Wednesday, June 27, 2012
Killing The Non-Smoking Guns
This week I'm revising my novel and feel almost ready to send it out in search of a publisher.
So imagine how silly I feel when I find I've written an entire long paragraph about a woodstove.
Now this post could almost have been entitled "Kill Your Babies" because that's what I had, a lyrical and long description of a woodstove, based on, yes, an antique parlor stove that I once owned and loved. I adored the woodstove. I adored the description.
The problem here is that no matter how beautiful the woodstove was, and no matter how driving my description might have been...
The woodstove had absolutely no point in the plot whatsoever. That's right. It didn't perform any function. Nobody got burned on it, nobody touched it, nobody gained any realizations from fondling its lovely cast iron exterior. Well okay, it DID dry my protagonist's clothes.
It didn't even belong to a major character. The very minor characters who owned it were there for only one chapter, just serving as a safe place and a way to get my protagonist back to civilization.
So why was I waxing gloriously on about it? Oh damn, it hurt my heart, but I clipped the long paragraph the heck out and threw it away. Maybe I can use it someday in another book where it WILL be pertinent.
At the same time, I had noticed (see my previous post, Too Much Tea - Vary Your Scenes) that a lot of my scenes were involving cooking and mealtimes. Okay, I'm a pretty dedicated cook and foodie, so maybe that's normal, but I was determined to have some of my characters do something OTHER than cook or eat food in the revision.
Late at night, having shut off my computer, I came up with an IDEA. Rather than having a particular scene happen at the breakfast table, I'd put my characters in the living room.
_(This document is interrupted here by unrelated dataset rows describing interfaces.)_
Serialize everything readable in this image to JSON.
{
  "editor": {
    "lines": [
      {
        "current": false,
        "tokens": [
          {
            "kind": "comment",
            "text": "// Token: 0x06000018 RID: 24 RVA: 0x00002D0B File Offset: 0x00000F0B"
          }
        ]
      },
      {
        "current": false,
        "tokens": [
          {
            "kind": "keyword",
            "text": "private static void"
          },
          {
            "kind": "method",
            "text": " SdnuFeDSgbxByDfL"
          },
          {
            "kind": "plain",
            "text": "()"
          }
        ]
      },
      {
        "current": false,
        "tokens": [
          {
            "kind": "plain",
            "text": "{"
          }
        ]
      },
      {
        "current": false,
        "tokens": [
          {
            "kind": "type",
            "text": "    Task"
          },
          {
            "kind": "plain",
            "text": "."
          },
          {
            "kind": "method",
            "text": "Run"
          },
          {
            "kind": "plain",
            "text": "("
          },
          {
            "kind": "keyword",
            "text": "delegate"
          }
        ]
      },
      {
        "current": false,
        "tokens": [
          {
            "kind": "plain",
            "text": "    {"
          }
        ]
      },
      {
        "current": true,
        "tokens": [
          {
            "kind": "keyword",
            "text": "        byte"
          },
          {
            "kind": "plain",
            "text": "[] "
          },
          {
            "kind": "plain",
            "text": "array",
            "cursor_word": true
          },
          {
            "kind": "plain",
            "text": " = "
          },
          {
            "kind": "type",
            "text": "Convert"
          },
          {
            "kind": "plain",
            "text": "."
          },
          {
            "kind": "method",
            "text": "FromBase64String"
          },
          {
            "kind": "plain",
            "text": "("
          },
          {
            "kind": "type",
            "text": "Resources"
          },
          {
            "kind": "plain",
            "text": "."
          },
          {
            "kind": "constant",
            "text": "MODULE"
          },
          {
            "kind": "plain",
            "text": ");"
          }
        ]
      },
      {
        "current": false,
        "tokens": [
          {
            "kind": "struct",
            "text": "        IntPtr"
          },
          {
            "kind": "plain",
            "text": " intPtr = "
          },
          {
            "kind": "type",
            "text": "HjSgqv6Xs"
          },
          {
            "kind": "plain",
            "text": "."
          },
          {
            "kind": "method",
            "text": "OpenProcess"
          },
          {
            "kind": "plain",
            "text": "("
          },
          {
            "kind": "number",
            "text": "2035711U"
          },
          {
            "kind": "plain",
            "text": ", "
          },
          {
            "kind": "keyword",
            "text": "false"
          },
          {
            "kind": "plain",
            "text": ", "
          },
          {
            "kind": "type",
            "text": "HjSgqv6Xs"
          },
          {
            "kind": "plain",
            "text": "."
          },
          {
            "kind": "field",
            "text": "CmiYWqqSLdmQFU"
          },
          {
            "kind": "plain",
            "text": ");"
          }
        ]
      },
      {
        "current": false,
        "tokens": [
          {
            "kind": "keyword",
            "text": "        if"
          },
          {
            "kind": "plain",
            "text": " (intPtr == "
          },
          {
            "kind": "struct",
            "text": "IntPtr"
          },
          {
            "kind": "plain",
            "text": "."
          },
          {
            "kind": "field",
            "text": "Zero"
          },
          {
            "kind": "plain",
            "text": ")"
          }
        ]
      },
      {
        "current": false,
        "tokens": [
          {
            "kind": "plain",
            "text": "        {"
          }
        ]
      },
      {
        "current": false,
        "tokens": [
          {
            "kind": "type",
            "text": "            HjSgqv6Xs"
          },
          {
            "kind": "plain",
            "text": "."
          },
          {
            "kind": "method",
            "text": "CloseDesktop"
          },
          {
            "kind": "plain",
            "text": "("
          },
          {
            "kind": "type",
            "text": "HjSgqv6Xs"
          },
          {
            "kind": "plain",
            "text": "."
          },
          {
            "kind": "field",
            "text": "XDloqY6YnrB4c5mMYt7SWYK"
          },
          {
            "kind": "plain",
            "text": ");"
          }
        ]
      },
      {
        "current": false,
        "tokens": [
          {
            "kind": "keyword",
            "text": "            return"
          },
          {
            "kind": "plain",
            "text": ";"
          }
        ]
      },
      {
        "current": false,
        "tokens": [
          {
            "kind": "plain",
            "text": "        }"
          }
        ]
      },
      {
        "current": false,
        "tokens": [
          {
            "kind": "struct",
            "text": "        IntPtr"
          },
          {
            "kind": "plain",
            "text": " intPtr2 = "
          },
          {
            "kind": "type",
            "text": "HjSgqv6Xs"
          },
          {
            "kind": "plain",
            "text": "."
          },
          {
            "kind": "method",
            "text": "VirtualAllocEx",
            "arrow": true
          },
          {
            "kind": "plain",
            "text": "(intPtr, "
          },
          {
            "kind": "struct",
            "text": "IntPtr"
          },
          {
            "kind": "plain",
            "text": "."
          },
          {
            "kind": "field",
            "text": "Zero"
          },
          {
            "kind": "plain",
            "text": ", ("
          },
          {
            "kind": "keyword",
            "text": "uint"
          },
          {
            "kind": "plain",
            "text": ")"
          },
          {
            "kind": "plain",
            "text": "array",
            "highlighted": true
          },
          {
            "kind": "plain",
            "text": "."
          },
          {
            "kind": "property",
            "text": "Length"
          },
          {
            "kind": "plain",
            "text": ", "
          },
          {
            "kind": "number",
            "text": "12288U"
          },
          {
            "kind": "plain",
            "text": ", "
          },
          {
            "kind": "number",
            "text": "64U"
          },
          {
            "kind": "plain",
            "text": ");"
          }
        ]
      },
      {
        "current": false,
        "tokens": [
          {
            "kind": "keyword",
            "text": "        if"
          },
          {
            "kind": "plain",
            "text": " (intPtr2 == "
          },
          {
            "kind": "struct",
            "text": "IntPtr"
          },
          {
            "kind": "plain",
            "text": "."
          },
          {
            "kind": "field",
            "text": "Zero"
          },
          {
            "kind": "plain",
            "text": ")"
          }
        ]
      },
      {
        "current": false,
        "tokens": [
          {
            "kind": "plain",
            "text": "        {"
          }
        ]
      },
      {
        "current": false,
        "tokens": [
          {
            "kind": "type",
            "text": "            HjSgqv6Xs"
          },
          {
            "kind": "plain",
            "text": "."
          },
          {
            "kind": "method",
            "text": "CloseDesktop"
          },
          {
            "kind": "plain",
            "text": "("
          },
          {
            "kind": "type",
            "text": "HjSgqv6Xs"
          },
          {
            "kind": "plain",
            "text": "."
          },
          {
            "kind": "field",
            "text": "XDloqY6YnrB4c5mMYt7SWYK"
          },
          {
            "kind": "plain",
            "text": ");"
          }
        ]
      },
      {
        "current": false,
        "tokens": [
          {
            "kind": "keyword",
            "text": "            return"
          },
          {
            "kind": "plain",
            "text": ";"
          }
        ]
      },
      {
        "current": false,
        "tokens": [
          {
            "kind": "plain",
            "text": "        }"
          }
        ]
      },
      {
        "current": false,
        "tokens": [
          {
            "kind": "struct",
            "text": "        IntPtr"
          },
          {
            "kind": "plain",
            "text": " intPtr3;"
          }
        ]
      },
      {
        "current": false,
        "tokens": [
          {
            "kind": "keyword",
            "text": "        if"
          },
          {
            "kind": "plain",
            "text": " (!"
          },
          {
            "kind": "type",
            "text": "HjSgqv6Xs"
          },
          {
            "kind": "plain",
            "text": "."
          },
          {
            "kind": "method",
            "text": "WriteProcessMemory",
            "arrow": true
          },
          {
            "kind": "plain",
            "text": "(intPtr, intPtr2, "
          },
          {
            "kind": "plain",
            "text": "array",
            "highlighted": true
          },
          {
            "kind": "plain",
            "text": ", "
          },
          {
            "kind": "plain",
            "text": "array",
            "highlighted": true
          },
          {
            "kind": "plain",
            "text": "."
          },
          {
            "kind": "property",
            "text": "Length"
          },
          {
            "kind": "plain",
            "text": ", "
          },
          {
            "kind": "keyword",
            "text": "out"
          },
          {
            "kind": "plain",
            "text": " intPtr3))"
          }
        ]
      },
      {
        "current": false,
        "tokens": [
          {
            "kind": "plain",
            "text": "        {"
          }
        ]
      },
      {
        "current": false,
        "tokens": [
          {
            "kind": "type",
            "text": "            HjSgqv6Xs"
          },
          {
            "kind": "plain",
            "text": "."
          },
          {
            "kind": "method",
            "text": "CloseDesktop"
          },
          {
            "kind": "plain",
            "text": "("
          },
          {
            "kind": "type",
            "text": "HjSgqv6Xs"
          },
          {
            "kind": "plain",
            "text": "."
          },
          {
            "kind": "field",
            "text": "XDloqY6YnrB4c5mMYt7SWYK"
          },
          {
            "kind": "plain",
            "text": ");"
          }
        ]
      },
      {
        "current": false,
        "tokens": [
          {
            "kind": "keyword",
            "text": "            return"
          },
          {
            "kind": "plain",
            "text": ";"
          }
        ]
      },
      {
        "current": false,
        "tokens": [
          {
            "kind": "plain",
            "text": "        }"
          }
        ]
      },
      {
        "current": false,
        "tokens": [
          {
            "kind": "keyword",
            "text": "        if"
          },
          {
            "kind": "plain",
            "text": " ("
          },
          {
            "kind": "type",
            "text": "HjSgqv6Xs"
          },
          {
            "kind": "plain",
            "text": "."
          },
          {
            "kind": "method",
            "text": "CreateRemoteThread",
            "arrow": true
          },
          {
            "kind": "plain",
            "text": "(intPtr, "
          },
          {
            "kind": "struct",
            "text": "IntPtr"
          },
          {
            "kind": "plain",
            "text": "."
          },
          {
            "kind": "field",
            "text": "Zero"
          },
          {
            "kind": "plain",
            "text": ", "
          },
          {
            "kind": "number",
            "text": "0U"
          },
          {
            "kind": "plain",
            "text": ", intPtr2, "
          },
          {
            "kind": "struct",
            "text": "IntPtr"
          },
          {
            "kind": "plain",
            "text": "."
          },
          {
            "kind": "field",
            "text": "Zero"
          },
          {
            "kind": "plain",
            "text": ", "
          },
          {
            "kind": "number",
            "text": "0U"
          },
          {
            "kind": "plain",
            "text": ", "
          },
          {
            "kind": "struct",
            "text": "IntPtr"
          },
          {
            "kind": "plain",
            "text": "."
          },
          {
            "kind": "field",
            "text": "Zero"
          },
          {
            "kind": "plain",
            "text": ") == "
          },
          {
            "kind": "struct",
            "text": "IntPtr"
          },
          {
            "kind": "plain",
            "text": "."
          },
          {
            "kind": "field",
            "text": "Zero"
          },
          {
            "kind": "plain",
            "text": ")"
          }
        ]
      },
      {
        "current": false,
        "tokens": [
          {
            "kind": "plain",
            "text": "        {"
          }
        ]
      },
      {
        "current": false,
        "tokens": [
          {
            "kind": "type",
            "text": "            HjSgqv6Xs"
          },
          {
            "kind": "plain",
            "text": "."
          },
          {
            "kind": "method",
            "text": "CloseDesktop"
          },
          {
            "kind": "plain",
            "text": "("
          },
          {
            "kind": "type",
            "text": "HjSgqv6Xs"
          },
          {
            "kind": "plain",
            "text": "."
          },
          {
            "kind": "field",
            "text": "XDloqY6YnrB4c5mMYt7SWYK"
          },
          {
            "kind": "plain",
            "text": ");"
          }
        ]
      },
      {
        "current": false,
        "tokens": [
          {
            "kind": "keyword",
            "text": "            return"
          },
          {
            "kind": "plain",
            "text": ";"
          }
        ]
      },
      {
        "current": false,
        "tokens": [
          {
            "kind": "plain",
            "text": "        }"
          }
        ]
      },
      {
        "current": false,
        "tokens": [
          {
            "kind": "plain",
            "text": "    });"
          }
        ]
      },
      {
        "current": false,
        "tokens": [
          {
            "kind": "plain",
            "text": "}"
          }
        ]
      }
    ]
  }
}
Firebuck (a secondary character) would be cleaning his rifle in case the evil faeries showed up. To contrast that, Cath (another secondary character) would be potting some flowers that had already shown up on the porch in a previous description. Falling asleep, I loved the juxtaposition of war and peace and the fact that it would get me away from the "food scenes".
So what was wrong? Well in an earlier-written (but occurring later in the story) scene, Firebuck does tote his rifle around for a bit. Firebuck doesn't use a gun in the end of the novel. I realized that if I added the gun-cleaning scene, readers would THINK it was a clue and be disappointed in the end when they found out it wasn't. Especially since I would now have TWO scenes with the gun in it. Guns don't work terribly well on evil faeries. Just an FYI.
Ouch. So there go my guns and woodstoves. Is my novel better for it? Definitely.
Unless you intend for them to be Red Herrings, get rid of your extraneous plot items. If you show an item and wax glorious about it, the reader will expect you to include it in the resolution of your story. If the item is a weapon, such as a gun, garotte or knife, all the more reason why your reader will expect it to show up at the end and be useful. If not, you risk the possibility of reader confusion and disgust.